Women who are diagnosed with breast cancer have a lot to absorb and need time to study and understand their treatment options. But how much time can they safely take before they have lumpectomy or mastectomy?
It’s a common question among breast cancer patients: “How soon do I need to schedule my surgery?”
Delaying treatment too long is a poor idea that can compromise a woman’s health, but what type of delay is too much? Days? Weeks? A large, newly published retrospective study concluded that the interval between diagnosis and breast cancer surgery can affect a woman’s survival.
Impact of delaying surgery
Using two different databases (SEER-Medicare and the National Cancer Database) researchers analyzed the medical records of approximately 200,000 women with a first diagnosis of invasive, noninflammatory, nonmetastatic breast cancer. The women were sorted into groups based on how long they waited after diagnosis to have surgery: 30 days or less, 31-60 days, 61-90 days, 91-120 days and 121-180 days.
Most women (78% in one study, 70% in the other) had surgery within 30 days of being diagnosed. Women who delayed surgery by additional 30-day intervals had a higher risk of death: their risk rose by 9 to 10 percent for each 30-day delay:
Although a woman’s individual circumstances—the type of cancer, type of tumor, and how advanced her cancer is when detected—definitely influences her absolute risk of survival, this study shows that most women can take time—days or weeks—to research and understand their options without compromising their survival. Delaying for several months, however, can be detrimental to survival. This information can help women and their physicians to better understand the risk in delaying and better plan for surgery.
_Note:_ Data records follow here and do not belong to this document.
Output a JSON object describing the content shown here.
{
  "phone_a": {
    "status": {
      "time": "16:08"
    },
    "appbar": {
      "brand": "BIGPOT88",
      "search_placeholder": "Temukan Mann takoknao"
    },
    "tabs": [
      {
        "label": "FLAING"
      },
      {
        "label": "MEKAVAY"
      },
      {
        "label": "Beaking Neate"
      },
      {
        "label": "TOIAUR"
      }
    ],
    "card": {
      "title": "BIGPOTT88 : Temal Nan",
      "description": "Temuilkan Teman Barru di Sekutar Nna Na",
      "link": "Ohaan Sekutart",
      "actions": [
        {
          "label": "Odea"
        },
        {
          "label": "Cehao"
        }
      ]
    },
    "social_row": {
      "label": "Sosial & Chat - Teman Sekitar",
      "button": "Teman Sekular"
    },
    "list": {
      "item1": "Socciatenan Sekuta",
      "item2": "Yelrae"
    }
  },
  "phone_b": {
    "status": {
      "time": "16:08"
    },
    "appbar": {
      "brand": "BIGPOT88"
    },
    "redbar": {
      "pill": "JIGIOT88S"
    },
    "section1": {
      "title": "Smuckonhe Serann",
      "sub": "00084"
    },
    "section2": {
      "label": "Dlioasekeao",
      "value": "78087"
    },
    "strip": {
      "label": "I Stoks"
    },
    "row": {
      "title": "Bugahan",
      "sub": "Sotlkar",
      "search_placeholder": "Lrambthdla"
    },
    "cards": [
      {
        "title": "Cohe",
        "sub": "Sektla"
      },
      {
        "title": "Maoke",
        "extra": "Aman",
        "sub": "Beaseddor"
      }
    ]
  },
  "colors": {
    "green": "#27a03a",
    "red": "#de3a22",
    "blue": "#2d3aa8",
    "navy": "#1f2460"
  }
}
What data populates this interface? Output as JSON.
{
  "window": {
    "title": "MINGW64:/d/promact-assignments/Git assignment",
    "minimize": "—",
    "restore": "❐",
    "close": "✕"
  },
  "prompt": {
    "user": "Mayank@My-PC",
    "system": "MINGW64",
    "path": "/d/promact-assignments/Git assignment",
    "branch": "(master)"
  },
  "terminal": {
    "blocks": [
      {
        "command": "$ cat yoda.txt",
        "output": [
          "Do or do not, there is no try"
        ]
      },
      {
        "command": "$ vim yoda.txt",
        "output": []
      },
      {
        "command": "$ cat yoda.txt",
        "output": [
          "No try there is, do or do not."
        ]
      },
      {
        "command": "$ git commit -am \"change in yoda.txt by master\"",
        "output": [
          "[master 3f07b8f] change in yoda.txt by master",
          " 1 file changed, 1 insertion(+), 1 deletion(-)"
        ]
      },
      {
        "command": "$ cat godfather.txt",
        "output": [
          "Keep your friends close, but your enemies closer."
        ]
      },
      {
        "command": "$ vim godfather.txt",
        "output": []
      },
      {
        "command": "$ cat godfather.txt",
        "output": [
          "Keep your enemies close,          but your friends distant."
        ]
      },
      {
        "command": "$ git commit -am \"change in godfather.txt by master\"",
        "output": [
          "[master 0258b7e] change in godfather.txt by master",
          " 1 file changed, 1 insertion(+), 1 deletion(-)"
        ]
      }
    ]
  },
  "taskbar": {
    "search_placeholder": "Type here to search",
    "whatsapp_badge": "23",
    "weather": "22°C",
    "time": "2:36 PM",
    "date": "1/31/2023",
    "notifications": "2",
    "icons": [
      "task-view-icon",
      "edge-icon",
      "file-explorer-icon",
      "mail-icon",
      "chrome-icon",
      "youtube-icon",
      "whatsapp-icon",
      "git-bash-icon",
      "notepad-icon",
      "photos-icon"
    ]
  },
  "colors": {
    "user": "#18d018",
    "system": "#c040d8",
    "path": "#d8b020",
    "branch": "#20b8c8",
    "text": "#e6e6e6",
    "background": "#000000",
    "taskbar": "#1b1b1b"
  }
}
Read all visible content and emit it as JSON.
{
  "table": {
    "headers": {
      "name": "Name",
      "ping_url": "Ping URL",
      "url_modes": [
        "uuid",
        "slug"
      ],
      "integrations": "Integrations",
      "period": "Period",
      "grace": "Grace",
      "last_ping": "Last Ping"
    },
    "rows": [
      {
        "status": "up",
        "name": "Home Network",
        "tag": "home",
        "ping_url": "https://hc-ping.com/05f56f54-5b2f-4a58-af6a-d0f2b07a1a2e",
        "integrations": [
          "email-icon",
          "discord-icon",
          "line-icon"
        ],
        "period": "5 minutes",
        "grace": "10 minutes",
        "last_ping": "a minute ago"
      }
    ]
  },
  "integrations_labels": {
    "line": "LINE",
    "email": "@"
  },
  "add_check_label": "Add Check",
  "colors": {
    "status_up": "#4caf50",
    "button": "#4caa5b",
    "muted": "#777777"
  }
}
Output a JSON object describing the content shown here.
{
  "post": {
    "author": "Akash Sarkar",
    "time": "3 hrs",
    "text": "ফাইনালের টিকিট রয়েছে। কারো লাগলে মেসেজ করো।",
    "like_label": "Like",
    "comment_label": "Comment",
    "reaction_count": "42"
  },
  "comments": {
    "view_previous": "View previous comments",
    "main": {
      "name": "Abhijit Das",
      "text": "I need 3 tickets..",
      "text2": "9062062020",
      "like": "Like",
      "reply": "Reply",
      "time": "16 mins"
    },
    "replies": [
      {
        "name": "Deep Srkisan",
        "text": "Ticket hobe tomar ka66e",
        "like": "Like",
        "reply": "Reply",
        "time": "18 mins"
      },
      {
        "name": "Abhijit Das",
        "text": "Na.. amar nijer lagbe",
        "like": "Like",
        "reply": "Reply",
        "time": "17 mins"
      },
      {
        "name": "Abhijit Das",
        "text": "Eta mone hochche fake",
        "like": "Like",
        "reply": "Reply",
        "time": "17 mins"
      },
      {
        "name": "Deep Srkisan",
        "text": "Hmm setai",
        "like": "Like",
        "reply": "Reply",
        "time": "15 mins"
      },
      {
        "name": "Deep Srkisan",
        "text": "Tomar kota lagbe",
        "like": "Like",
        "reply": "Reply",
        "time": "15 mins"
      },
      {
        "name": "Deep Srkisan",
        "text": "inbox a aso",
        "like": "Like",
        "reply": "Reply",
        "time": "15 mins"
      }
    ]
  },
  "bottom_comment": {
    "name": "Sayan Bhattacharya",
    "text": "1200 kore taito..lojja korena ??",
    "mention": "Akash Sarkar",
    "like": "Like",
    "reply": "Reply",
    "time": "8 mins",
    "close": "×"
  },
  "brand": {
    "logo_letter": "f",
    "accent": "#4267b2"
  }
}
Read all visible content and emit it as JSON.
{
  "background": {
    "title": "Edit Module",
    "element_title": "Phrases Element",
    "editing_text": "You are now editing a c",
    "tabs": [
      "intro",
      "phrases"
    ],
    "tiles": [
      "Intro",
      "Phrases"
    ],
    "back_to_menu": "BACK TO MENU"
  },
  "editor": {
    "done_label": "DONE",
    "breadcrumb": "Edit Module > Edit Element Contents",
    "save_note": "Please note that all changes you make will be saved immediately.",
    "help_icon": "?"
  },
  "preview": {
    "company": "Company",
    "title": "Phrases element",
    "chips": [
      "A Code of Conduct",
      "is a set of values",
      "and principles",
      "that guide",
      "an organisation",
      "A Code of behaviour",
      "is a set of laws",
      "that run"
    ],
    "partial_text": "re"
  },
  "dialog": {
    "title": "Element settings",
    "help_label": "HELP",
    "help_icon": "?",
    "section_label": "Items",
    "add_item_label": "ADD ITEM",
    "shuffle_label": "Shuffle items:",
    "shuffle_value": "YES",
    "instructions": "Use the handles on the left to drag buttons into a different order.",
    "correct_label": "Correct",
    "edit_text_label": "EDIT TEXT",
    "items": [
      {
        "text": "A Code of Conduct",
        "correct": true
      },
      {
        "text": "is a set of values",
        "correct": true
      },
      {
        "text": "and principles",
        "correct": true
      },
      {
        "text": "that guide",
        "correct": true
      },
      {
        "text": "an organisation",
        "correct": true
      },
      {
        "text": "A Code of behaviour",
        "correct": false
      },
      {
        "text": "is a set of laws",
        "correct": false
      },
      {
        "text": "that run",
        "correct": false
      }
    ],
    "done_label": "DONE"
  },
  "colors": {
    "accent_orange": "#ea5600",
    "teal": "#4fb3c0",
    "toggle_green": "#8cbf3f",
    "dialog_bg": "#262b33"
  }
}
Resources: Bleicher RJ, Ruth K, Sigurdson ER, et al. “Time to Surgery and Breast Cancer Survival in the United States.” JAMA Oncology. Published online December 10, 2015.